Booth, Richard; Rachman, S. (1992). The reduction of claustrophobia. Behavior Research & Therapy, 30(3), 207-221 Botella, C, Banos; R.M. Perpina; C. Villa; H. Alcaniz; M. Rey; A. (1998) Virtual Reality treatment of claustrophobia. Behavior Research & Therapy, 36(2) 239-246. Harris, Lynn M; Robinson; John Menzies; Ross G. (1999) Evidence for fear of Suffocation as components of claustrophobia. Behavior Research & Therapy, 37(2), 155-159 Shafran, R; Booth, R; Rachman, S. (1993). The reduction of claustrophobia. Behavior Research& Therapy 31(5), 75-85
“Aversion therapy uses the behavioral approach principles that new behavior can be 'learnt ' in order to overcome addictions, obsessions or, violent behavior (Behavioral Psychology 2015).” In simple terms, the basis of Aversion Therapy is to be able to get rid of a habit or behavior that one wishes to no longer have. This is done by learning how to associate pain, discomfort, or suffering with said behavior or habit one would like to get rid of. Some very common examples of habits that one would seek to get rid of are smoking, violence, alcoholism, gambling, over eating, pornography, and many other undesirable habits one might have. (Behavioral Psychology 2015)
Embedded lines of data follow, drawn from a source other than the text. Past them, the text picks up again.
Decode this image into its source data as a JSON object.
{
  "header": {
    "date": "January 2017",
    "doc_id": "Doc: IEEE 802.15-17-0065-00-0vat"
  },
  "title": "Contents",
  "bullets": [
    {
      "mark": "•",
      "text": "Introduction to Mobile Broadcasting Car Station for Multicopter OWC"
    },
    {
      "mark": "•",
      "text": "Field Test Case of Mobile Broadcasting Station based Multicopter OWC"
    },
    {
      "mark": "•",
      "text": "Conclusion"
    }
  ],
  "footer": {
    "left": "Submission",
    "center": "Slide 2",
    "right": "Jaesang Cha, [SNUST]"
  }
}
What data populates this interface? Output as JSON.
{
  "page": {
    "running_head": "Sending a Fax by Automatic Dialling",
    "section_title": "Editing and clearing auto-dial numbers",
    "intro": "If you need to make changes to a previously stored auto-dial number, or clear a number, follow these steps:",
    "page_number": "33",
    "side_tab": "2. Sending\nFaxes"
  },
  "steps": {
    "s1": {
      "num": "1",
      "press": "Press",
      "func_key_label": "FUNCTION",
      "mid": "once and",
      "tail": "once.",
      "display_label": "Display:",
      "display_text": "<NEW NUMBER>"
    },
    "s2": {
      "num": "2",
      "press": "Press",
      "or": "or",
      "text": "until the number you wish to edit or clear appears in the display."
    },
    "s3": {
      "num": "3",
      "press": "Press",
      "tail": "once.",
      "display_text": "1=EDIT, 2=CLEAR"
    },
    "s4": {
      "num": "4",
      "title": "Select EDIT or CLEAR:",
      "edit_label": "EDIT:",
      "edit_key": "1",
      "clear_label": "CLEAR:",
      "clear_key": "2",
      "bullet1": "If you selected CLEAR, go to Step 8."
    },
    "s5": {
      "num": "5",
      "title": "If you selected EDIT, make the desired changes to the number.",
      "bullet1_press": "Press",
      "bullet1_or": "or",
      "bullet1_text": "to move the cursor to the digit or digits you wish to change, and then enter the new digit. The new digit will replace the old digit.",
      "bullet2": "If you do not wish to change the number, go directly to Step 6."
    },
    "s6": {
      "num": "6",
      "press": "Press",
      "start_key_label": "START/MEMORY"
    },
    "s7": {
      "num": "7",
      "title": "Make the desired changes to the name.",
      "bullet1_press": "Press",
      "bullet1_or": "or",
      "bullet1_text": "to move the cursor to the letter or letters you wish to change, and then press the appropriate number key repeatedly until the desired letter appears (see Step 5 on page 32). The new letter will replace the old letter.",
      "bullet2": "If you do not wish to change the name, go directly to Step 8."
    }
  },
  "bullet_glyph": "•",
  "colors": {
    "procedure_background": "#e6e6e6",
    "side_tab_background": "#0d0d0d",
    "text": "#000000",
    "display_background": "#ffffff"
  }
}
VR exposure therapy, (VRET), is used to alleviate anxiety and stress in participants. It helps with stopping irrational fears. VRET gives people another world to explore and release their tensions in. This world can be a way for this individual to do things that they can never dream of doing in the real world. The continued progress of this therapy finds many people being calm and stress free while in their virtual world.
The research about the sense of presence in virtual environments leads to Mel Slater and his experiments with presence. In his research called Being there together (2013) he refers to studies about exposure therapy using virtual reality to fight against arachnophobia (Rothbaum et. al., 1995). Slater states that any of immersive virtual environments would not be possible without presence. Slater works with virtual reality since the 90s
Cognitive-Behavior Therapy (CBT) is also often paired with systematic desensitization. CBT is focused on regaining control of reactions to stress and stimuli, ultimately reducing the feeling of helplessness (Palazzolo, 2014). One specific case of Psychotherapeutic Treatment for Aquaphobia takes a closer look at the break down of how systematic desensitization would be applied. Initially, the patient would be given information on their phobia, making it seem as unthreatening as possible and by showing them that they are not alone, as this disorder is common and that there is a cognitive approach to treat their condition. You first explain to the patient step by step the therapy that is going to take place. You ask them to carefully watch themselves throughout each situation and take notice at what parts they find challenging or lead them to avoidance. It is also suggested that the patients rates her anxiety during those situations on a scale from 1-10. The duration of this therapy would be approximately 13 sessions, meeting once a week for 30-45 minutes. The first three sessions are centered around their life and story of their disability, the diagnosis and the analysis of the disorder while working out a review of each sessions and what their ultimate goal